» Exercise description
Your task is to return the data below, word for word.

» The records
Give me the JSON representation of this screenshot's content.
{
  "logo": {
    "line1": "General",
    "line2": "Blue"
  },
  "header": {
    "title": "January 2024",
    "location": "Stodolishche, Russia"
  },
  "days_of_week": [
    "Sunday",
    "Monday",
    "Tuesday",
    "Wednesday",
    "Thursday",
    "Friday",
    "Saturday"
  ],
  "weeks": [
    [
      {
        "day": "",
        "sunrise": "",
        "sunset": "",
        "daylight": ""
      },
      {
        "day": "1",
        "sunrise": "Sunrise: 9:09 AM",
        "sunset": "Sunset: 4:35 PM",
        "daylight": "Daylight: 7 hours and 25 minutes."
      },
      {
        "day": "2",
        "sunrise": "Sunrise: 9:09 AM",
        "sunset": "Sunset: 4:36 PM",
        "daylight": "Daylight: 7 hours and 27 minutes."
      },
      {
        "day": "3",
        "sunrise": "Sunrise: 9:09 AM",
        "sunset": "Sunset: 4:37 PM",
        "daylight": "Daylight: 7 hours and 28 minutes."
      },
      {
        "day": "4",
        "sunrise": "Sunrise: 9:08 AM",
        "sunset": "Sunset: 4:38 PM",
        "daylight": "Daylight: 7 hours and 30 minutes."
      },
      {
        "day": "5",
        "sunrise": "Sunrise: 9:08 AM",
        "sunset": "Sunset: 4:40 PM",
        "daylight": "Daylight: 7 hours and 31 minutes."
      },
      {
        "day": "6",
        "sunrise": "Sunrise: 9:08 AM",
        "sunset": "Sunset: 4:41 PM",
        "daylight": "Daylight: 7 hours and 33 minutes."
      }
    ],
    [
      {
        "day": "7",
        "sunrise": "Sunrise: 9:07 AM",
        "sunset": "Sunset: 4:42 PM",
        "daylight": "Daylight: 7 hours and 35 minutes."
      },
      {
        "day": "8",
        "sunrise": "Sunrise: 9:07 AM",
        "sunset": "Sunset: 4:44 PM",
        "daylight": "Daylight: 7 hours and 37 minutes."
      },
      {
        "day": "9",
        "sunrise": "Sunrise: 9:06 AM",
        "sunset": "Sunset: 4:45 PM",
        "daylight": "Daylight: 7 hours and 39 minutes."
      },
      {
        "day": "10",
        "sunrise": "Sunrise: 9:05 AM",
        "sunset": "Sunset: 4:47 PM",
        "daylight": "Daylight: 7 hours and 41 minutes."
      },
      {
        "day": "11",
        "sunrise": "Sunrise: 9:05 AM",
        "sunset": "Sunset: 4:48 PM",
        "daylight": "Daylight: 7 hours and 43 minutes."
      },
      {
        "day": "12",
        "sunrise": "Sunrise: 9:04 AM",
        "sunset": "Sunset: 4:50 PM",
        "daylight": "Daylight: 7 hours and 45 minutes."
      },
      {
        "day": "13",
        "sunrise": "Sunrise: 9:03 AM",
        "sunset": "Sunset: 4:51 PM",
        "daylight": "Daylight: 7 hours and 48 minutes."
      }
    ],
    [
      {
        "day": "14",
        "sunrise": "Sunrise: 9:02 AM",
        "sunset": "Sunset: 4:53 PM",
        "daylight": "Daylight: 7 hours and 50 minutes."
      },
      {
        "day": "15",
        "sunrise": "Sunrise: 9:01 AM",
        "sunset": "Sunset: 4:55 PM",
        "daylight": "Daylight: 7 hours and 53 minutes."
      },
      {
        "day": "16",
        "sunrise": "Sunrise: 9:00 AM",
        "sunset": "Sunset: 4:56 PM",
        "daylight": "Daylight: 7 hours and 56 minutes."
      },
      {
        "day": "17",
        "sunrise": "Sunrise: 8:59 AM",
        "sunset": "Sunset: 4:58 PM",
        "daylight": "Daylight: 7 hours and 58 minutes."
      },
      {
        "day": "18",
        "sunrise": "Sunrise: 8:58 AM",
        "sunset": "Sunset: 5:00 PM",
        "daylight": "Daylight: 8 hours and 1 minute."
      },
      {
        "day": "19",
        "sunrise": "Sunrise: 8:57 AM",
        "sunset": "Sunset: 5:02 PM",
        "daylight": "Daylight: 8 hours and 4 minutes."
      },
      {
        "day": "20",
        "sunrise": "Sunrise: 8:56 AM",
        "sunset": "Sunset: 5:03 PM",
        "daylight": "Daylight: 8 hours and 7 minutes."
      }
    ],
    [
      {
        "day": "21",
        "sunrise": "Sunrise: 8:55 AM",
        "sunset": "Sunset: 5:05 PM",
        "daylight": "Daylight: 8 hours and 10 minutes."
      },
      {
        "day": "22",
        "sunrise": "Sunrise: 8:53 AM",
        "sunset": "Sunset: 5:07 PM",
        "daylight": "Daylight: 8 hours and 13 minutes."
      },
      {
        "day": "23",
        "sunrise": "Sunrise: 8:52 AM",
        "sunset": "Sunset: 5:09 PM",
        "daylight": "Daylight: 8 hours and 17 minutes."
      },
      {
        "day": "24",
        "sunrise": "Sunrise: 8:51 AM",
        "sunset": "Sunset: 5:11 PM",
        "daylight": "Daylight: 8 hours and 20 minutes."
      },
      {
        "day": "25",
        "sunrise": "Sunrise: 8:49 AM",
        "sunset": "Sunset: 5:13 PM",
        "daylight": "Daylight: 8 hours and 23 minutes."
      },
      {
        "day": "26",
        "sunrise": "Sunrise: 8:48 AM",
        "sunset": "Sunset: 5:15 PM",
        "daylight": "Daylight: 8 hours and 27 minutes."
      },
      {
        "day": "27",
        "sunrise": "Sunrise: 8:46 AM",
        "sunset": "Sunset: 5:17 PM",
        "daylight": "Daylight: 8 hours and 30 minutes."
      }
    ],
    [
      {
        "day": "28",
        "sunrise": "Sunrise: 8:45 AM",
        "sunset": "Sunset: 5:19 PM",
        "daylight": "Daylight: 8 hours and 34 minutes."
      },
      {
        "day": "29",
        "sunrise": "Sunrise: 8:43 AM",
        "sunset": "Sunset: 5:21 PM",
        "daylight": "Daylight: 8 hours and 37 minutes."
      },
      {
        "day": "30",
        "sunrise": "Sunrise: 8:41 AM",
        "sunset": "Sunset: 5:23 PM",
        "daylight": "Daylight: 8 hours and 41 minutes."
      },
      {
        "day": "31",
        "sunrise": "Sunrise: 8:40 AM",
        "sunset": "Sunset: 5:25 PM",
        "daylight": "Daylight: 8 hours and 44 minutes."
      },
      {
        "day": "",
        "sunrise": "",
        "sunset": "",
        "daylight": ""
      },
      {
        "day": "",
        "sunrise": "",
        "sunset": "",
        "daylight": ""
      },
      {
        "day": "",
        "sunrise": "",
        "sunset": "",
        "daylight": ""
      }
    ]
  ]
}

» Your response
Give me the JSON representation of this screenshot's content.
{
  "logo": {
    "line1": "General",
    "line2": "Blue"
  },
  "header": {
    "title": "January 2024",
    "location": "Stodolishche, Russia"
  },
  "days_of_week": [
    "Sunday",
    "Monday",
    "Tuesday",
    "Wednesday",
    "Thursday",
    "Friday",
    "Saturday"
  ],
  "weeks": [
    [
      {
        "day": "",
        "sunrise": "",
        "sunset": "",
        "daylight": ""
      },
      {
        "day": "1",
        "sunrise": "Sunrise: 9:09 AM",
        "sunset": "Sunset: 4:35 PM",
        "daylight": "Daylight: 7 hours and 25 minutes."
      },
      {
        "day": "2",
        "sunrise": "Sunrise: 9:09 AM",
        "sunset": "Sunset: 4:36 PM",
        "daylight": "Daylight: 7 hours and 27 minutes."
      },
      {
        "day": "3",
        "sunrise": "Sunrise: 9:09 AM",
        "sunset": "Sunset: 4:37 PM",
        "daylight": "Daylight: 7 hours and 28 minutes."
      },
      {
        "day": "4",
        "sunrise": "Sunrise: 9:08 AM",
        "sunset": "Sunset: 4:38 PM",
        "daylight": "Daylight: 7 hours and 30 minutes."
      },
      {
        "day": "5",
        "sunrise": "Sunrise: 9:08 AM",
        "sunset": "Sunset: 4:40 PM",
        "daylight": "Daylight: 7 hours and 31 minutes."
      },
      {
        "day": "6",
        "sunrise": "Sunrise: 9:08 AM",
        "sunset": "Sunset: 4:41 PM",
        "daylight": "Daylight: 7 hours and 33 minutes."
      }
    ],
    [
      {
        "day": "7",
        "sunrise": "Sunrise: 9:07 AM",
        "sunset": "Sunset: 4:42 PM",
        "daylight": "Daylight: 7 hours and 35 minutes."
      },
      {
        "day": "8",
        "sunrise": "Sunrise: 9:07 AM",
        "sunset": "Sunset: 4:44 PM",
        "daylight": "Daylight: 7 hours and 37 minutes."
      },
      {
        "day": "9",
        "sunrise": "Sunrise: 9:06 AM",
        "sunset": "Sunset: 4:45 PM",
        "daylight": "Daylight: 7 hours and 39 minutes."
      },
      {
        "day": "10",
        "sunrise": "Sunrise: 9:05 AM",
        "sunset": "Sunset: 4:47 PM",
        "daylight": "Daylight: 7 hours and 41 minutes."
      },
      {
        "day": "11",
        "sunrise": "Sunrise: 9:05 AM",
        "sunset": "Sunset: 4:48 PM",
        "daylight": "Daylight: 7 hours and 43 minutes."
      },
      {
        "day": "12",
        "sunrise": "Sunrise: 9:04 AM",
        "sunset": "Sunset: 4:50 PM",
        "daylight": "Daylight: 7 hours and 45 minutes."
      },
      {
        "day": "13",
        "sunrise": "Sunrise: 9:03 AM",
        "sunset": "Sunset: 4:51 PM",
        "daylight": "Daylight: 7 hours and 48 minutes."
      }
    ],
    [
      {
        "day": "14",
        "sunrise": "Sunrise: 9:02 AM",
        "sunset": "Sunset: 4:53 PM",
        "daylight": "Daylight: 7 hours and 50 minutes."
      },
      {
        "day": "15",
        "sunrise": "Sunrise: 9:01 AM",
        "sunset": "Sunset: 4:55 PM",
        "daylight": "Daylight: 7 hours and 53 minutes."
      },
      {
        "day": "16",
        "sunrise": "Sunrise: 9:00 AM",
        "sunset": "Sunset: 4:56 PM",
        "daylight": "Daylight: 7 hours and 56 minutes."
      },
      {
        "day": "17",
        "sunrise": "Sunrise: 8:59 AM",
        "sunset": "Sunset: 4:58 PM",
        "daylight": "Daylight: 7 hours and 58 minutes."
      },
      {
        "day": "18",
        "sunrise": "Sunrise: 8:58 AM",
        "sunset": "Sunset: 5:00 PM",
        "daylight": "Daylight: 8 hours and 1 minute."
      },
      {
        "day": "19",
        "sunrise": "Sunrise: 8:57 AM",
        "sunset": "Sunset: 5:02 PM",
        "daylight": "Daylight: 8 hours and 4 minutes."
      },
      {
        "day": "20",
        "sunrise": "Sunrise: 8:56 AM",
        "sunset": "Sunset: 5:03 PM",
        "daylight": "Daylight: 8 hours and 7 minutes."
      }
    ],
    [
      {
        "day": "21",
        "sunrise": "Sunrise: 8:55 AM",
        "sunset": "Sunset: 5:05 PM",
        "daylight": "Daylight: 8 hours and 10 minutes."
      },
      {
        "day": "22",
        "sunrise": "Sunrise: 8:53 AM",
        "sunset": "Sunset: 5:07 PM",
        "daylight": "Daylight: 8 hours and 13 minutes."
      },
      {
        "day": "23",
        "sunrise": "Sunrise: 8:52 AM",
        "sunset": "Sunset: 5:09 PM",
        "daylight": "Daylight: 8 hours and 17 minutes."
      },
      {
        "day": "24",
        "sunrise": "Sunrise: 8:51 AM",
        "sunset": "Sunset: 5:11 PM",
        "daylight": "Daylight: 8 hours and 20 minutes."
      },
      {
        "day": "25",
        "sunrise": "Sunrise: 8:49 AM",
        "sunset": "Sunset: 5:13 PM",
        "daylight": "Daylight: 8 hours and 23 minutes."
      },
      {
        "day": "26",
        "sunrise": "Sunrise: 8:48 AM",
        "sunset": "Sunset: 5:15 PM",
        "daylight": "Daylight: 8 hours and 27 minutes."
      },
      {
        "day": "27",
        "sunrise": "Sunrise: 8:46 AM",
        "sunset": "Sunset: 5:17 PM",
        "daylight": "Daylight: 8 hours and 30 minutes."
      }
    ],
    [
      {
        "day": "28",
        "sunrise": "Sunrise: 8:45 AM",
        "sunset": "Sunset: 5:19 PM",
        "daylight": "Daylight: 8 hours and 34 minutes."
      },
      {
        "day": "29",
        "sunrise": "Sunrise: 8:43 AM",
        "sunset": "Sunset: 5:21 PM",
        "daylight": "Daylight: 8 hours and 37 minutes."
      },
      {
        "day": "30",
        "sunrise": "Sunrise: 8:41 AM",
        "sunset": "Sunset: 5:23 PM",
        "daylight": "Daylight: 8 hours and 41 minutes."
      },
      {
        "day": "31",
        "sunrise": "Sunrise: 8:40 AM",
        "sunset": "Sunset: 5:25 PM",
        "daylight": "Daylight: 8 hours and 44 minutes."
      },
      {
        "day": "",
        "sunrise": "",
        "sunset": "",
        "daylight": ""
      },
      {
        "day": "",
        "sunrise": "",
        "sunset": "",
        "daylight": ""
      },
      {
        "day": "",
        "sunrise": "",
        "sunset": "",
        "daylight": ""
      }
    ]
  ]
}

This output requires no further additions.